“Association agreements for non-EU countries can be different for different countries. For the UK, one could be looking at some kind of common agreement. We don’t know what it will look like, but there will be two years from when the UK starts the exit process (from the EU) to work something out.”
Jørgensen added that the UK government’s declared aim to leave the Single Market and take back control of immigration from the EU need not derail its participation in European collaborative projects like Horizon 2020 and Erasmus+.
“Discussion about freedom of movement has been referred to the Single Market, where it legally belongs, and while framework programmes like Horizon 2020 could be part of this, there is no legal obligation to connect the two.”
Speaking to University World News (Brexit strategy ‘offers hope on Horizon 2020, Erasmus+ – 19 January 2017), Jørgensen went even further and said there were positive signals on UK participation in Horizon 2020 and Erasmus+ in some of British Prime Minister Theresa May’s recent statement and parliamentary answers on Brexit.
This includes May’s 17 January speech, when she said: “We will welcome agreement to continue to collaborate with our European partners on major science, research and technology initiatives.”
Jørgensen claimed: “If you put the pieces together (of which she said) you don’t see big stumbling blocks, especially for Horizon 2020… In her Q&A session in parliament she said the UK would like to pay into specific programmes. That’s all you need for Horizon 2020.”
May more enigmatic on Erasmus+
He accepted May was more enigmatic on Erasmus+ and student and staff exchanges, but she did say she wanted the UK to be a magnet for talent and “if you are optimistic you could interpret that as the role that Erasmus+ plays in creating a pipeline, but that is pure speculation.”
Michael Gaebel, director of the EUA’s Higher Education Policy Unit, said much depends on the UK and they are talking closely with colleagues at the British rectors’ conference – Universities UK – to find a good solution.
He said: “The EUA is clear that it is in the interests of the European universities, and not just in the interests of UK universities, to keep the Britain in the Erasmus+ and Horizon 2020 programmes.”
Many in the British higher education establishment, led by Professor Sir Leszek Borysiewicz, vice-chancellor of the University of Cambridge, warned at the time of the referendum that leaving the European Union would be a disaster, particularly to research funding and collaboration.
Brits don’t want to speculate
Universities UK’s International declined to comment on the suggestion from the EUA that Britain should be able to remain in both Horizon 2020 and Erasmus+ after Brexit providing there was goodwill on both sides, with a spokeswoman saying: “I’m afraid we really don’t have any evidence to back up either direction and our policy is not to speculate.”
Nicola Dandridge, chief executive of Universities UK, did however respond to
Theresa May’s 17 January speech, by saying: “We welcome the prime minister’s commitment to ensuring that the UK remains open to international talent.

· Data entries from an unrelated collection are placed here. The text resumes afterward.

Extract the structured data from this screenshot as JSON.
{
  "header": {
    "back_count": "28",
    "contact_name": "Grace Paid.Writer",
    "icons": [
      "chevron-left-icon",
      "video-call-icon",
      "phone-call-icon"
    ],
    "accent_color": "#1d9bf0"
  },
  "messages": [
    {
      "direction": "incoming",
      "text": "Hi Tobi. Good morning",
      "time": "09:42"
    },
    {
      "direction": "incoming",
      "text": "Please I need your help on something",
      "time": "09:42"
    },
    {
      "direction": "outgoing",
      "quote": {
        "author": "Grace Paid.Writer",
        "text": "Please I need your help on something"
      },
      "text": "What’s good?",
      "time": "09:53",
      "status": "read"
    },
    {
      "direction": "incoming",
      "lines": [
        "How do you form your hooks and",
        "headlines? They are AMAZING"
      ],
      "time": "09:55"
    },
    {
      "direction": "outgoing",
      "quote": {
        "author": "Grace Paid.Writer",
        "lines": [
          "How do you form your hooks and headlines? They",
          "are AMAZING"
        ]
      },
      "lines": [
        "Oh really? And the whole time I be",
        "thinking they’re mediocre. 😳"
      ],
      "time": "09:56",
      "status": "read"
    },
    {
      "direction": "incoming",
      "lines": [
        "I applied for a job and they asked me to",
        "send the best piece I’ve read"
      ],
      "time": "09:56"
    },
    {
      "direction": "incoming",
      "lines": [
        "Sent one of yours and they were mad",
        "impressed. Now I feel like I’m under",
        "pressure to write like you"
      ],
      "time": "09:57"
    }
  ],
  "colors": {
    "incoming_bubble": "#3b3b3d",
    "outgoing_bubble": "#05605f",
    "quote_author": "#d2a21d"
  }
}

It was good also to hear her talking about the international strength of our university system and the importance of continuing to collaborate in cutting-edge research and innovation.
“Much of this success is due to our ability to attract talented students and staff from around the world and the world-class research we produce with international partners.
“There are currently nearly half a million international students at UK universities, with over 125,000 of them from EU countries. 16% of academic staff at UK universities are from EU countries, while 12% are from non-EU countries.
“Brexit negotiations must ensure that the UK is still open to EU and international students and that we can continue to access valuable and collaborative European research networks. It was encouraging to hear that the prime minister would like to see the UK continue to play a role in certain EU programmes.”
Dandridge called for reforms to the UK’s immigration system to ensure that the most talented international students, researchers and university staff can come to the UK and are welcomed, regardless of their nationality.
Brexit strategy ‘offers hope on Horizon 2020, Erasmus+ University World News, 19 January 2017
Cut red tape and raise funding in Erasmus+, says EUA University World News, January 2017